Pure Swift implementation of Paul Heckel's A Technique for Isolating Differences Between Files
This is a simple diff algorithm that provides the minimum set of steps to transform one collection into another. Transformations are listed as discrete operations:
- Insertion - what items should be inserted into the array, and at what index.
- Deletion - what items should be removed from the array, and at what index.
- Move - what items should be moved, and their origin and destination indices.
- Update - what items should be updated/replaced with new context, and at what index.
These operations are calculated in linear time, using the algorithm described in this paper.
Knowing this set of operations is especially handy for efficiently updating UITableViews and UICollectionViews.
Consider a simple example that compares lists of integers:
let o = [1, 2, 3, 3, 4] let n = [2, 3, 1, 3, 4] let result = diff(o, n) // [.move(1, 0), .move(2, 1), .move(0, 2)] let o = [0, 1, 2, 3, 4, 5, 6, 7, 8] let n = [0, 2, 3, 4, 7, 6, 9, 5, 10] let result = diff(o, n) // [.delete(1), .delete(8), .move(7, 4), .insert(6), .move(5, 7), .insert(8)]
orderedDiff is also available, which provides a set of operations that are friendly for batched updates in UIKit contexts (note how
move is replaced by pairs of
let o = [1, 2, 3, 3, 4] let n = [2, 3, 1, 3, 4] let result = orderedDiff(o, n) // [.delete(2), .delete(1), .delete(0), .insert(0), .insert(1), .insert(2)]
HeckelDiff has built-in support for generating efficient batched updates for
UICollectionView.

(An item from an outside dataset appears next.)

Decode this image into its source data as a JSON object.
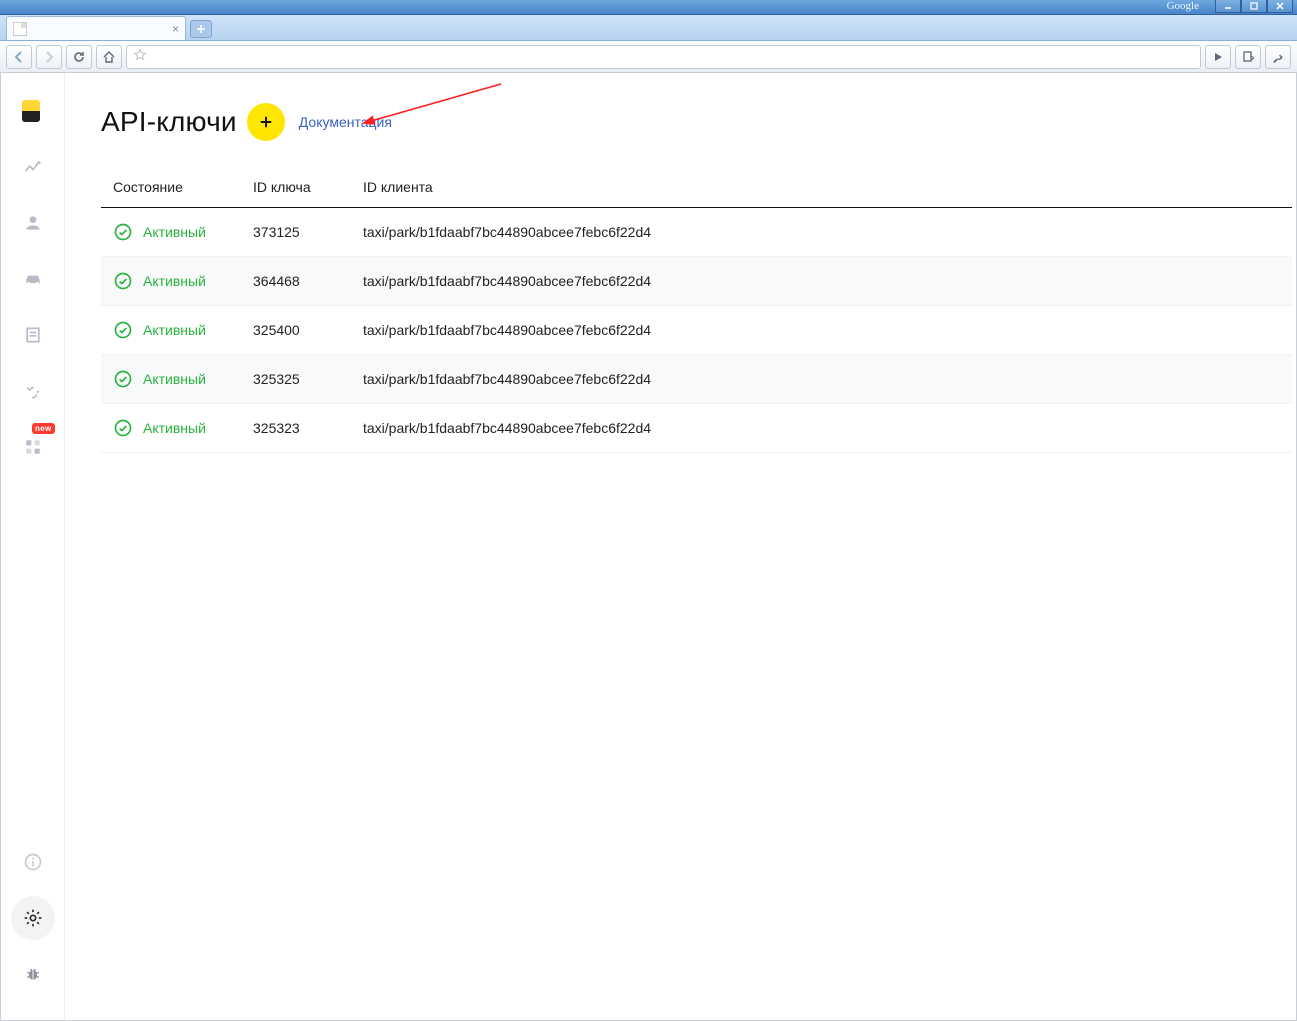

Methods are made available on both that allow informing the corresponding table or collection view that their data model has changed.
tableView.applyDiff(previousItems, newItems, withAnimation: .fade)
Elements in collections passed into
diff must conform to
Hashable. HeckelDiff uses elements'
hashValues to determine whether they should be inserted, deleted or moved. In some cases, elements are instead marked for update. This is because even though the
hashValues of two elements might be equivalent, the elements may not be equal. You can take advantage of this by implementing the
Hashable protocol in such a way that your elements get updated when appropriate.
For example, you may have two records that refer to the same person (perhaps you use a record ID as a hash value). You may want to support a case where a person's phone number may change, but the record itself remains in the same position in the array. Your
Equatable implementation may take the phone number value into account, whereas your
hashValue may only reflect the underlying record ID value.
In the context of a
UICollectionView, you would most efficiently handle this by reloading the given row that needs updating (rather than deleting it and re-inserting it). Use the supplied
applyDiff functions to have HeckelDiff perform this for you.
You can install Carthage with Homebrew using the following command:
$ brew update $ brew install carthage
Add the following line to your Cartfile:
carthage update, then make sure to add
HeckelDiff.framework to "Linked Frameworks and Libraries" and "copy-frameworks" Build Phases.
CocoaPods is a dependency manager for Cocoa projects. You can install it with the following command:
$ gem install cocoapods
To integrate TemplateKit into your Xcode project using CocoaPods, specify it in your
source 'https://github.com/CocoaPods/Specs.git' platform :ios, '10.0' use_frameworks! target '<Your Target Name>' do pod 'HeckelDiff', '~> 0.1.0' end
Then, run the following command:
$ pod install
- iOS 9.0+
- Xcode 8.0+
- Swift 3.0+